It also raised concern that 12 allegations known to the Garda “appear not to have been known to the diocese”.

There were three allegations, one historical case which was notified to the HSE a month and a half after the allegation was received by the diocese. The diocese said it took a number of weeks to ascertain the name and contact details of the complainant.

Among the recommendations for the diocese were to develop an approach to managing those who posed a risk to children and clarify the timescale and circumstances for reporting allegations to the civil authorities.


The diocese did not comply with expected standards of reporting times in five of eight cases between 1996 and 2009. There were 40 allegations against 13 deceased priests, 18 of these against one priest.

The diocese largely satisfied much of the standard but recommendations all those who have contact with children should have photo ID and sign a safeguarding policy.


Data quality in the diocese was described as “acceptable” with complete dates in almost all cases and most reported promptly.
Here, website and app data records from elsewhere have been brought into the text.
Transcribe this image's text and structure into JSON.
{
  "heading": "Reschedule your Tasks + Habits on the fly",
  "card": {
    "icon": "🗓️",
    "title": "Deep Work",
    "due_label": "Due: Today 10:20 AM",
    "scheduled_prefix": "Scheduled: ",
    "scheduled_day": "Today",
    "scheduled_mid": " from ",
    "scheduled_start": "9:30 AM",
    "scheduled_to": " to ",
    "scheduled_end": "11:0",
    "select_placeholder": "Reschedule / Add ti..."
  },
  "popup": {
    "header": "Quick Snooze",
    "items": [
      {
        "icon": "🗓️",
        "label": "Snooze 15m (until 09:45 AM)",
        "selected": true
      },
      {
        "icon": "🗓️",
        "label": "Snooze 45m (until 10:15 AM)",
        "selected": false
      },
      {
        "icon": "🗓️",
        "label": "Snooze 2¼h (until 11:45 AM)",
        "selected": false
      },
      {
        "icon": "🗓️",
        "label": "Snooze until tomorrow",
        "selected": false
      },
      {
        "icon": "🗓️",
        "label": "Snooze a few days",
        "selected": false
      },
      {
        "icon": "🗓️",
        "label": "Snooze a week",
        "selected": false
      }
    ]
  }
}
“The improvements in practice in the diocese are substantial and have been sustained” it said. There were 21 allegations against 9 priests.

Among the recommendations for change were development of a policy on the management of those who pose a risk for children, address issue of dealing with unacceptable behaviour more clearly.


The diocese had good data quality and a “proactive approach”. There were 22 allegations against 11 priests (two priests accounting for almost half of allegations). It said there was a "clear rationale" underpinning the time it took to make reports.

Among the recommendations were that all personnel sign acceptance of the policy and that the policy addresses management of those who pose a risk to children


It met most standards but among the recommendations were that its policy address more clearly the issue of unacceptable behaviour and develop guidelines on intimate care of children with disabilities.

The data provided by Kilmore was found to be of high standard despite misunderstandings that the Garda would notify the HSE, which has been resolved .

There were four allegations against two priests which took between 4 days and a month to report to authorities.


The diocese met all criteria in relation to all of the standards.

The diocese did not strictly adhere to the guidelines in reporting allegations covered in the report but the time beyond the three day guideline was “short” and in a number of cases “reasonable”

There were 22 allegations made in the diocese (10 against two priests) and an additional 11 against deceased priests.